To wrap things up, I hope this post will help serve as a brief introduction to the world of WordPress, but please feel free to drop by the workshop sessions I’ll be running for more hands-on training. We may be offering a follow up session for more in-depth training and delving into the possibilities that WP may provide. Please feel free to also contact me via email at any time for quick questions. I’m here to help!

Exporting and Importing Your WordPress Blog

As the year winds down, many of you will be moving on to new adventures. Wouldn’t it be great to take all the hard work you’ve put into your blogs with you? Well, you can!

However, before moving onto the steps of how to export your current blog, you’ll need to head over to WordPress.com (assuming that’s your preferred platform) and create a new blog. WordPress has two types of blogs – those hosted by WordPress (which end in .com) and those that you must host yourself (which end in .org). Our ISM blogs are on paid hosting (.org), so unless you’d like to pay for your own blog hosting, you’ll need to create a WordPress.com blog.

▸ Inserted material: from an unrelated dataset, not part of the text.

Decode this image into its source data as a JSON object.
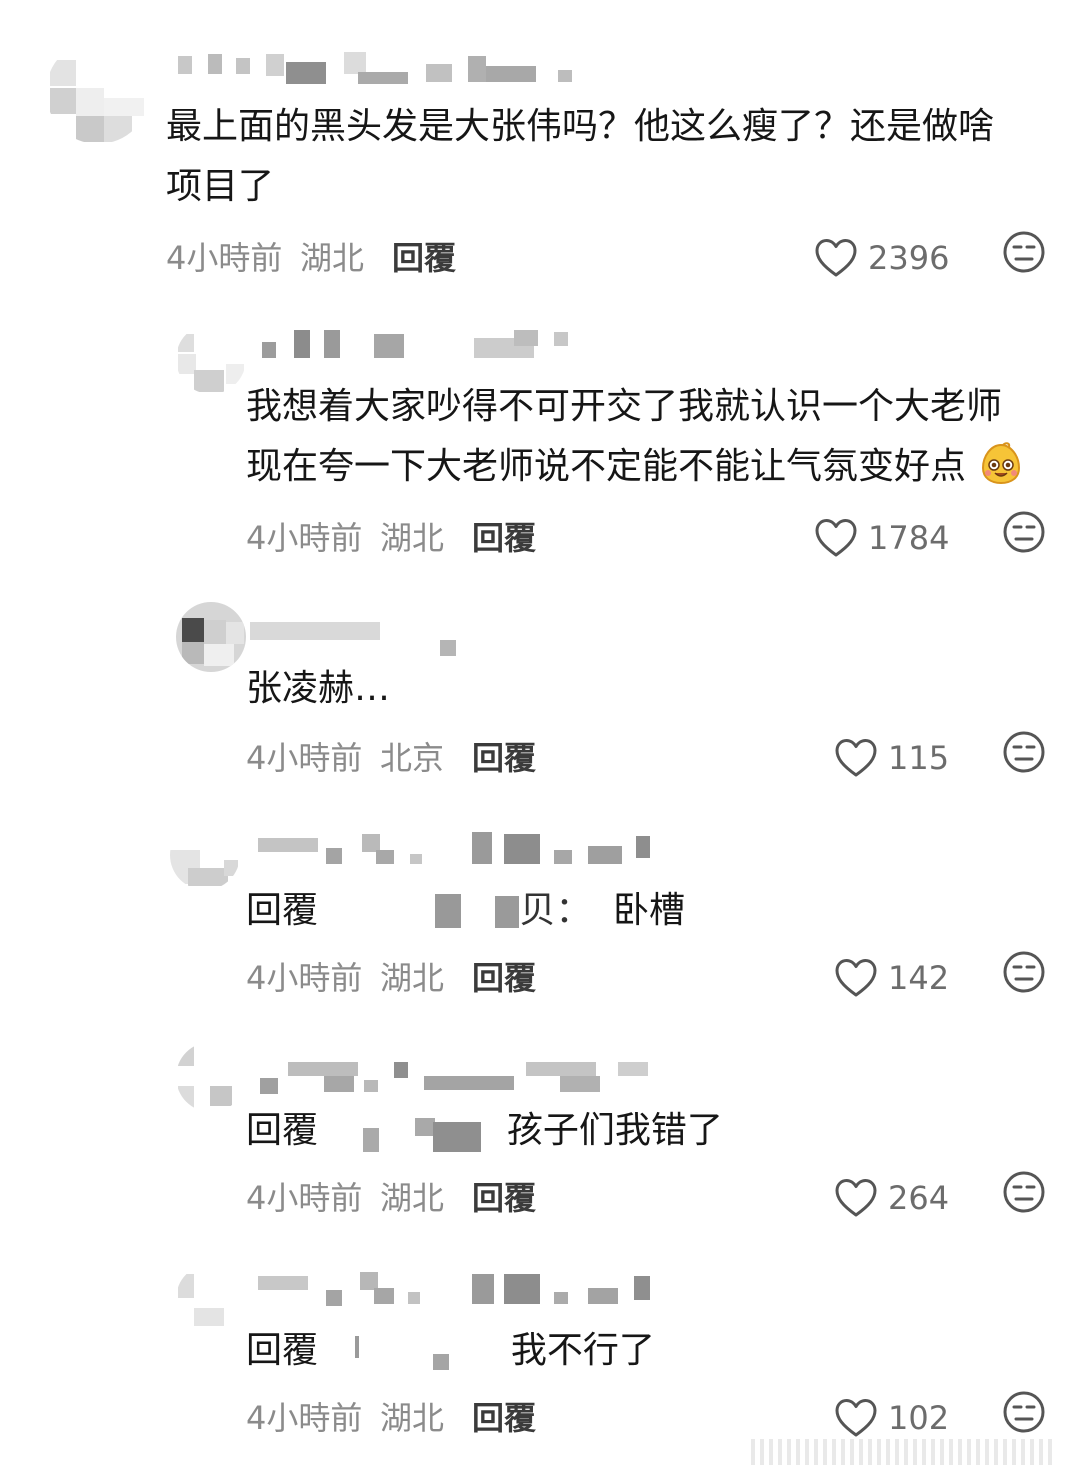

Give some thought to your blog’s new web address. I recommend to use something that’s not tied to a particular locations, school or situation as these may change. Assuming you’ve already created the new blog, let’s move on.

It’s relatively simple and straightforward:

  1. Log in to your WordPress blog here at ISM.
  2. In your dashboard, on the left hand column, you’ll see “Tools”. Under that, click on “Export”.
  3. You’ll be presented with a few options. Where it says, “Choose What to Export”, click “All content” and “Download Export File”.
  4. That will then download a file to your computer. (an XML file)
  5. Ok now the export is done!
  6. Assuming you’ve logged into your new WordPress.com blog, follow a similar path (from the dashboard, left-hand side, “Tools”, “Import”.
  7. Select, “WordPress” from the list of options from which to import.
  8. On the next screen, “Choose File” and select the XML file that was exported from your old blog.
  9. Make sure you select, “Import Attachments” – that will then import all most of your media from your old blog to the new one.
  10. Once it’s done, visit your site to confirm that things look similar to your ISM blog. Of course it will appear differently depending upon which theme you’ve chosen. However, there are literally thousands of themes to be used with WordPress.

Maine School District Giving Every Kindergarten Student A Free iPad 2

A school district in Maine has been approved to offer a free iPad 2 to every Kindergarten student. Here’s the full story.

“This is truly redefining how we’re going to teach and learn. We’re talking about a new tool, the iPad2. You begin to watch how young people jump on, jump in and figure this thing out. It has great potential for leveling the playing field for all students.”

Some students start kindergarten behind others “and never catch up,” Morrill said. The iPad2 “can close that gap for many students. It can also accelerate learning for many others.”

When young children are given an iPad2, “they can make it sing. … It gives me great pleasure to roll this out,” Morrill said. Auburn can reach its goal of boosting literacy rates from 62 percent to 90 percent by 2013, “and this is the tool to do it.”

 

Dipity.com – Free Digital Timeline Site

Dipity.com – Free Digital Timelines

This has fantastic potential for subjects such as Social Studies, History, Music, Art, Science, etc. Thanks to Mrs. Dickinson for introducing this to us! Here are some fantastic examples from her students (view the comment section).

 

“Dipity is a free digital timeline website. Our mission is to organize the web’s content by date and time. Users can create, share, embed and collaborate on interactive, visually engaging timelines that integrate video, audio, images, text, links, social media, location and timestamps.”

“Dipity timelines are for anyone who uses the Internet. Newspapers, journalists, celebrities, government organizations, politicians, financial institutions, community managers, museums, universities, teachers, students, non-profits and bloggers all use Dipity to create timelines.”